A mother who murdered her two young daughters 18 days apart after they “got in the way” of her living the life she wanted has been jailed for at least 32 years.
Louise Porton, 23, killed Lexi Draper, three, and 17-month old Scarlett Vaughan last year. Both deaths were consistent with deliberate airway obstruction, and doctors could not find “any natural reason why either, let alone both, should have died”, prosecutors said.
She suffocated Lexi in the early hours of 15 January, and was heard “laughing” at a funeral parlour two days before killing Scarlett on 1 February.
A jury heard that Porton, who described herself on a dating app as a model, accepted 41 friend requests from men the day after Lexi’s death.
After Scarlett’s death, she had delayed calling an ambulance, even filling up with petrol as the toddler lay dead or dying in her car, and was described as being “calm and emotionless.”.
Her children “got in the way of her doing what she wanted, when she wanted and with whom she wanted,” Oliver Saxby QC, prosecuting, said.
Porton, of Skiddaw, Rugby, Warwickshire, denied killing the girls, but was unanimously convicted following a five-week trial.
Jailing her for life with a minimum term of 32 years the judge, Mrs Justice Yip, described Porton’s actions as “evil” and “calculated”.
“One way or another you squeezed the life out of each of your daughters, only calling the emergency services when you knew they were dead. I am sure at the time of the deaths, you intended to kill each of your daughters. Why you did so, only you will know.”
Evidence pointed to Porton having made two previous unsuccessful attempts on Lexi’s life. She had twice been taken to hospital but was sent home with antibiotics for an apparent chest infection.
The judge said she was sure Porton had been responsible for events leading to Lexi’s earlier admissions to hospital on 2 January and on 4 January when her life was saved by skilled resuscitation by paramedics.
Porton had made “sinister” internet searches at the time about death and breathing and drowning. She had researched how long it took for body parts to go cold, Birmingham crown court heard.
The crown alleged Lexi had been dead for some time before a 999 call was made. Of Lexi’s death, the judge said: “I am left in no doubt that you delayed calling for an ambulance until you were sure she was dead and could not be resuscitated.” Scarlett “had signs of prior airway obstruction”, the judge said.
When Lexi was ill in hospital, Porton took topless photos in the hospital toilets and was arranging to perform sex acts for money with a man she had met through a website, the jury heard.
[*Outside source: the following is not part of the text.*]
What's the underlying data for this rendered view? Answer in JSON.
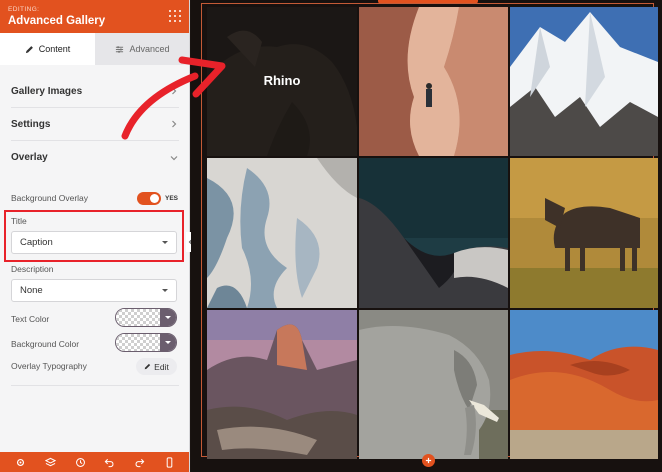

After Lexi’s death, it appeared to the funeral arranger present that Porton was “using FaceTime and that she was speaking to a man.”.
Porton’s former landlady, when she lived at an address in Willenhall, near Walsall, told police she spent “more and more time” caring for Lexi and Scarlett while their mother was “doing social things” instead of looking after them. Porton would do “whatever she could not to have them with her”, she said.
Porton had denied wrongdoing throughout, telling police in a prepared statement: “My children were never an inconvenience to me and I accommodated my lifestyle and personal life around them. I still don’t know how my daughters died, or what caused it.”
The judge said she had carried out the “grossest abuse of trust” against her girls. “Those who loved Lexi and Scarlett have been left bewildered as to how and why you could have done something so evil.”
The children’s father, Chris Draper, who never met Scarlett, said in an impact statement he felt “broken” with “nothing to live for”.
“I sit and think, day and night, and I can’t understand why my two little girls were taken away because Louise wanted to sleep around. Maybe if social services had listened to me, my girls would still be alive today.”
Det Supt Pete Hill, of Warwickshire police, said: “I will never be able to understand why Louise Porton murdered her children; Lexi and Scarlett. Not content with killing one of her children, she did exactly the same to her other daughter.”Read more